hi
To put this all in the starkest of terms:

When someone hires an artist, they pay for the time it takes to draw the picture. Any work the artist has done in developing their style or understanding their subject in the past might be taken into account in their fee if they have a reputation, but there's rarely any fee for research.

If you want to be paid for research, try looking for a research grant.
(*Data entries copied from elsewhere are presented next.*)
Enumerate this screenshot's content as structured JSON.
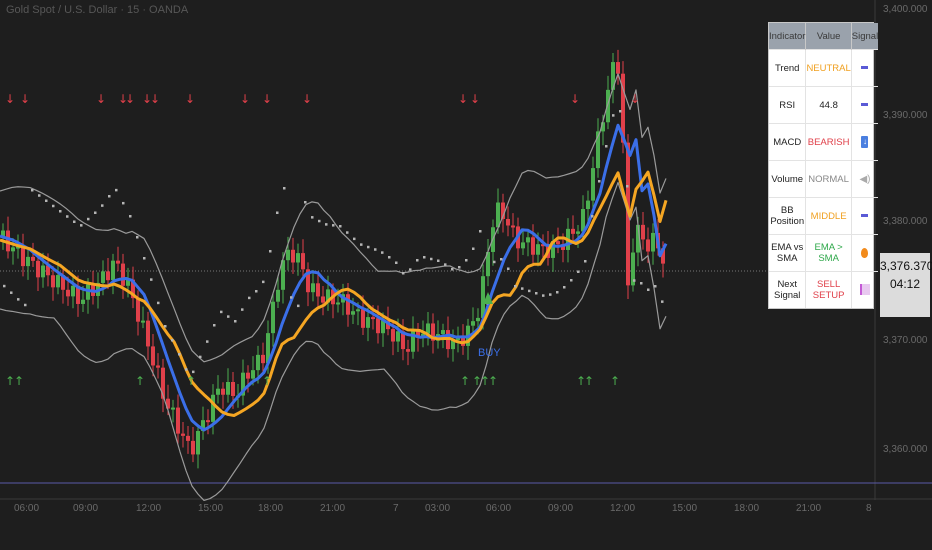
{
  "title": "Gold Spot / U.S. Dollar · 15 · OANDA",
  "price_badge": {
    "price": "3,376.370",
    "countdown": "04:12"
  },
  "y_axis": [
    "3,400.000",
    "3,390.000",
    "3,380.000",
    "3,370.000",
    "3,360.000"
  ],
  "x_axis": [
    "06:00",
    "09:00",
    "12:00",
    "15:00",
    "18:00",
    "21:00",
    "7",
    "03:00",
    "06:00",
    "09:00",
    "12:00",
    "15:00",
    "18:00",
    "21:00",
    "8"
  ],
  "buy_label": "BUY",
  "panel": {
    "headers": [
      "Indicator",
      "Value",
      "Signal"
    ],
    "rows": [
      {
        "indicator": "Trend",
        "value": "NEUTRAL",
        "color": "#f0a020",
        "signal": "dash"
      },
      {
        "indicator": "RSI",
        "value": "44.8",
        "color": "#222222",
        "signal": "dash"
      },
      {
        "indicator": "MACD",
        "value": "BEARISH",
        "color": "#e0404a",
        "signal": "arrow"
      },
      {
        "indicator": "Volume",
        "value": "NORMAL",
        "color": "#888888",
        "signal": "speaker"
      },
      {
        "indicator": "BB Position",
        "value": "MIDDLE",
        "color": "#f0a020",
        "signal": "dash"
      },
      {
        "indicator": "EMA vs SMA",
        "value": "EMA > SMA",
        "color": "#2ea84a",
        "signal": "fire"
      },
      {
        "indicator": "Next Signal",
        "value": "SELL SETUP",
        "color": "#e0404a",
        "signal": "chart"
      }
    ]
  },
  "colors": {
    "up": "#4caf50",
    "down": "#e0404a",
    "ema": "#3b6fe8",
    "sma": "#f5a623",
    "bb": "#9a9a9a",
    "dots": "#b5b5b5",
    "hline": "#5a5aa8"
  }
}
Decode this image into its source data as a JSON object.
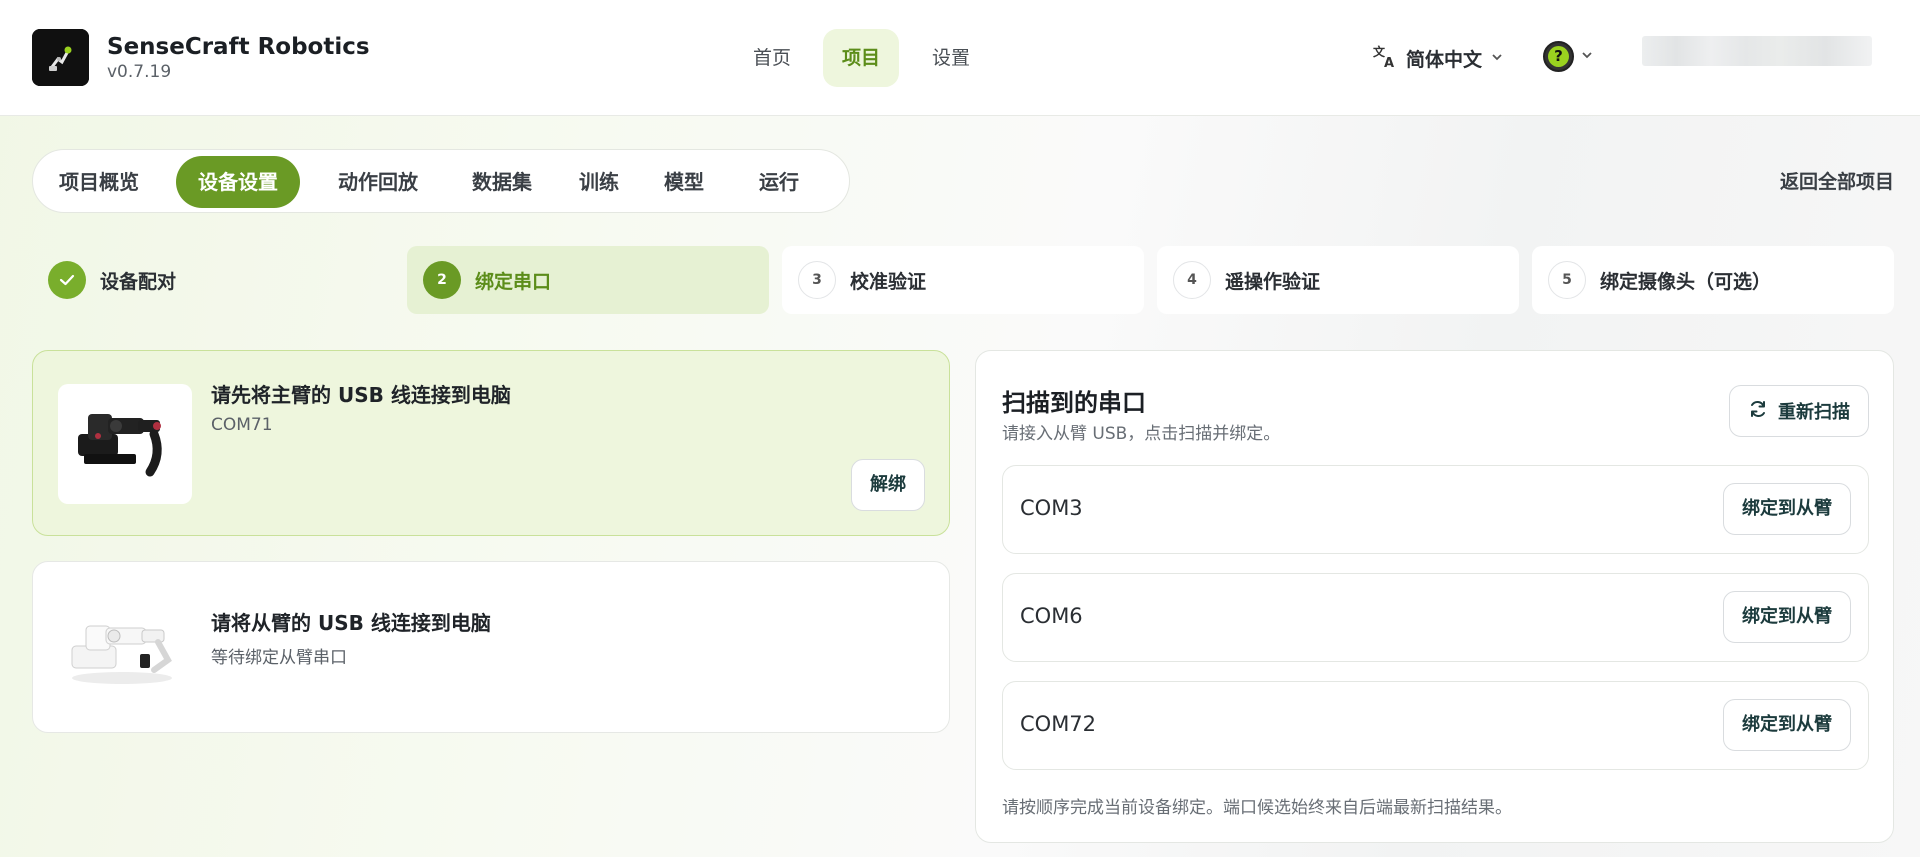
{
  "app": {
    "name": "SenseCraft Robotics",
    "version": "v0.7.19"
  },
  "topnav": {
    "items": [
      {
        "label": "首页"
      },
      {
        "label": "项目"
      },
      {
        "label": "设置"
      }
    ],
    "active": "项目",
    "language": "简体中文",
    "help_icon": "question-icon"
  },
  "tabs": {
    "items": [
      {
        "label": "项目概览"
      },
      {
        "label": "设备设置"
      },
      {
        "label": "动作回放"
      },
      {
        "label": "数据集"
      },
      {
        "label": "训练"
      },
      {
        "label": "模型"
      },
      {
        "label": "运行"
      }
    ],
    "active": "设备设置",
    "back_label": "返回全部项目"
  },
  "steps": [
    {
      "num": "1",
      "label": "设备配对",
      "state": "done"
    },
    {
      "num": "2",
      "label": "绑定串口",
      "state": "current"
    },
    {
      "num": "3",
      "label": "校准验证",
      "state": "todo"
    },
    {
      "num": "4",
      "label": "遥操作验证",
      "state": "todo"
    },
    {
      "num": "5",
      "label": "绑定摄像头（可选）",
      "state": "todo"
    }
  ],
  "devices": {
    "master": {
      "title": "请先将主臂的 USB 线连接到电脑",
      "subtitle": "COM71",
      "unbind_label": "解绑"
    },
    "slave": {
      "title": "请将从臂的 USB 线连接到电脑",
      "subtitle": "等待绑定从臂串口"
    }
  },
  "ports_panel": {
    "title": "扫描到的串口",
    "subtitle": "请接入从臂 USB，点击扫描并绑定。",
    "rescan_label": "重新扫描",
    "ports": [
      {
        "name": "COM3",
        "action": "绑定到从臂"
      },
      {
        "name": "COM6",
        "action": "绑定到从臂"
      },
      {
        "name": "COM72",
        "action": "绑定到从臂"
      }
    ],
    "note": "请按顺序完成当前设备绑定。端口候选始终来自后端最新扫描结果。"
  },
  "colors": {
    "accent": "#6a9a25",
    "accent_light": "#eef6dd",
    "accent_text": "#5c8d1a"
  }
}
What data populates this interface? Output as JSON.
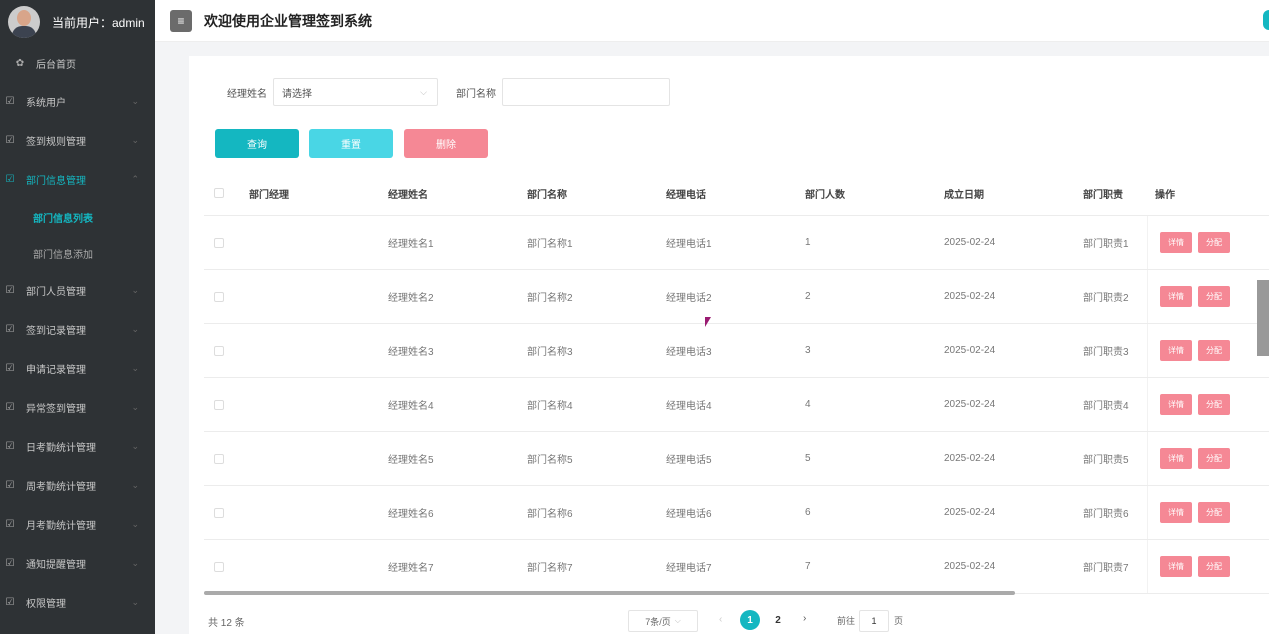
{
  "header": {
    "user_label": "当前用户：admin",
    "title": "欢迎使用企业管理签到系统",
    "menu_toggle_icon": "≡",
    "accent_color": "#14b7c1"
  },
  "sidebar": {
    "home": "后台首页",
    "items": [
      {
        "label": "系统用户",
        "icon": "edit-icon"
      },
      {
        "label": "签到规则管理",
        "icon": "edit-icon"
      },
      {
        "label": "部门信息管理",
        "icon": "edit-icon",
        "expanded": true
      },
      {
        "label": "部门人员管理",
        "icon": "edit-icon"
      },
      {
        "label": "签到记录管理",
        "icon": "edit-icon"
      },
      {
        "label": "申请记录管理",
        "icon": "edit-icon"
      },
      {
        "label": "异常签到管理",
        "icon": "edit-icon"
      },
      {
        "label": "日考勤统计管理",
        "icon": "edit-icon"
      },
      {
        "label": "周考勤统计管理",
        "icon": "edit-icon"
      },
      {
        "label": "月考勤统计管理",
        "icon": "edit-icon"
      },
      {
        "label": "通知提醒管理",
        "icon": "edit-icon"
      },
      {
        "label": "权限管理",
        "icon": "edit-icon"
      }
    ],
    "subitems": [
      {
        "label": "部门信息列表",
        "current": true
      },
      {
        "label": "部门信息添加",
        "current": false
      }
    ]
  },
  "filters": {
    "manager_name_label": "经理姓名",
    "manager_name_value": "请选择",
    "dept_name_label": "部门名称",
    "dept_name_value": ""
  },
  "buttons": {
    "query": "查询",
    "reset": "重置",
    "delete": "删除"
  },
  "table": {
    "headers": [
      "部门经理",
      "经理姓名",
      "部门名称",
      "经理电话",
      "部门人数",
      "成立日期",
      "部门职责",
      "操作"
    ],
    "rows": [
      {
        "manager": "",
        "name": "经理姓名1",
        "dept": "部门名称1",
        "phone": "经理电话1",
        "count": "1",
        "date": "2025-02-24",
        "duty": "部门职责1",
        "detail": "详情",
        "assign": "分配"
      },
      {
        "manager": "",
        "name": "经理姓名2",
        "dept": "部门名称2",
        "phone": "经理电话2",
        "count": "2",
        "date": "2025-02-24",
        "duty": "部门职责2",
        "detail": "详情",
        "assign": "分配"
      },
      {
        "manager": "",
        "name": "经理姓名3",
        "dept": "部门名称3",
        "phone": "经理电话3",
        "count": "3",
        "date": "2025-02-24",
        "duty": "部门职责3",
        "detail": "详情",
        "assign": "分配"
      },
      {
        "manager": "",
        "name": "经理姓名4",
        "dept": "部门名称4",
        "phone": "经理电话4",
        "count": "4",
        "date": "2025-02-24",
        "duty": "部门职责4",
        "detail": "详情",
        "assign": "分配"
      },
      {
        "manager": "",
        "name": "经理姓名5",
        "dept": "部门名称5",
        "phone": "经理电话5",
        "count": "5",
        "date": "2025-02-24",
        "duty": "部门职责5",
        "detail": "详情",
        "assign": "分配"
      },
      {
        "manager": "",
        "name": "经理姓名6",
        "dept": "部门名称6",
        "phone": "经理电话6",
        "count": "6",
        "date": "2025-02-24",
        "duty": "部门职责6",
        "detail": "详情",
        "assign": "分配"
      },
      {
        "manager": "",
        "name": "经理姓名7",
        "dept": "部门名称7",
        "phone": "经理电话7",
        "count": "7",
        "date": "2025-02-24",
        "duty": "部门职责7",
        "detail": "详情",
        "assign": "分配"
      }
    ]
  },
  "pagination": {
    "total": "共 12 条",
    "page_size": "7条/页",
    "prev": "‹",
    "pages": [
      "1",
      "2"
    ],
    "current_page": "1",
    "next": "›",
    "goto_label": "前往",
    "goto_value": "1",
    "goto_suffix": "页"
  }
}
If the work you do is as important and valuable as everyone on this list agrees it is you should have a good chance of getting one.

That way, you'll be freed from the need to restrict the use of your restorations, and you'll be free to charge as a scientist for the research work and separately as an artist when you're commissioned to create an artwork instead of becoming frustrated by the difficulties of trying to use an art budget to do a science job.

If you can get artistic commissions but not scientific funding then accept that you're a professional artist and an amateur scientific researcher. if you can get scientific funding but struggle to get creative commissions then you're a scientist who does art in his spare time (neither of these are bad things to be!). If you can get both types of funding then you're a truly exceptional tallent (as many here accept that you are) and you deserve both strands of your vocation to be paid for.

Isn't that the sensible way to proceed - rather than attempting to wring research money that doesn't exist out of illustration budgets?

Christian